is a collection of handmade ornamental automata and mechanical jewelry designed and fabricated in the studio of watchmaker Lindsey Pei.
These automata are designed to operate off the power stored by winding the mainspring of a mechanical watch movement. They are composed of hundreds of individually handmade components, fabricated to precise tolerances of fractions of a millimeter. The materials used in the construction of each mechanism are those traditionally used in the watchmaking profession: brass, steel, jewel bearings, and delicate springs thinner than a human hair. Silver, brass, glass, and gemstones are used in the creation of the mechanism housing.
Each tiny machine starts out as a conceptual sketch, and then a series of technical drawings, before fabrication begins. Basic machining and soldering of metal, as well as traditional sawing, filing, and hand finishing techniques are all employed in the process of creating each piece.
It was a fascination for animal skeletons that indirectly led me to the arcane field of mechanical watchmaking. observing the beautiful forms of bones and the integrated, precise functionality of skeletal systems was like discovering the hidden mechanics of the living form. I’ve always been interested in understanding the systems at work beneath the surface of things, so when I discovered a school that taught the traditional art of watchmaking, I was intrigued.
I quickly fell in love with the amazing world of precision micromechanics. There is a quality of miraculousness about a delicate machine the size of a quarter that keeps time to the second. In watchmaking school, i was taught to see things on a microscopic level, to fabricate tiny parts and make minute adjustments that would be invisible to the untrained eye, to refine my manual dexterity to an incredible degree of delicacy, and to evaluate and solve problems without always being able to see the cause. this training allowed me to analyze a watch movement, understand how it was supposed to work, why it wasn't, and how to make it function as it should. From a technical perspective, this is what I learned. But all watchmakers know the thrill of being able to make a watch’s heart beat again. There is a wonder in that moment that is much like being in the presence of a living, breathing thing.
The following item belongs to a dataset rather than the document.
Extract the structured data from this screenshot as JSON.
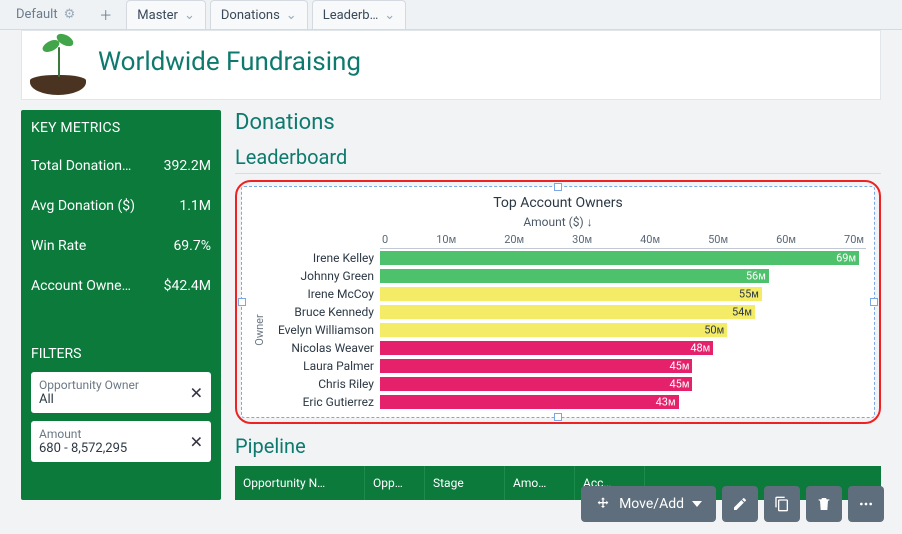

I have always wanted to apply my watchmaking skills to the creation of my own designs. this is what led to the birth of Ornament Incarnate. I love the antique automata created by master jewelers and watch or clockmakers of the past. Incredible vision and skill was required to make such mechanical wonders as a child that can draw a picture or write a poem, a glorious silver swan that dips its beak into a stream to eat a fish, or a tiny, exquisite bird that pops out of the barrel of a pistol and sings! My dream was to have a workshop where I could design a new world of unique mechanical objects and bring them to life.
© 2016 Ornament incarnate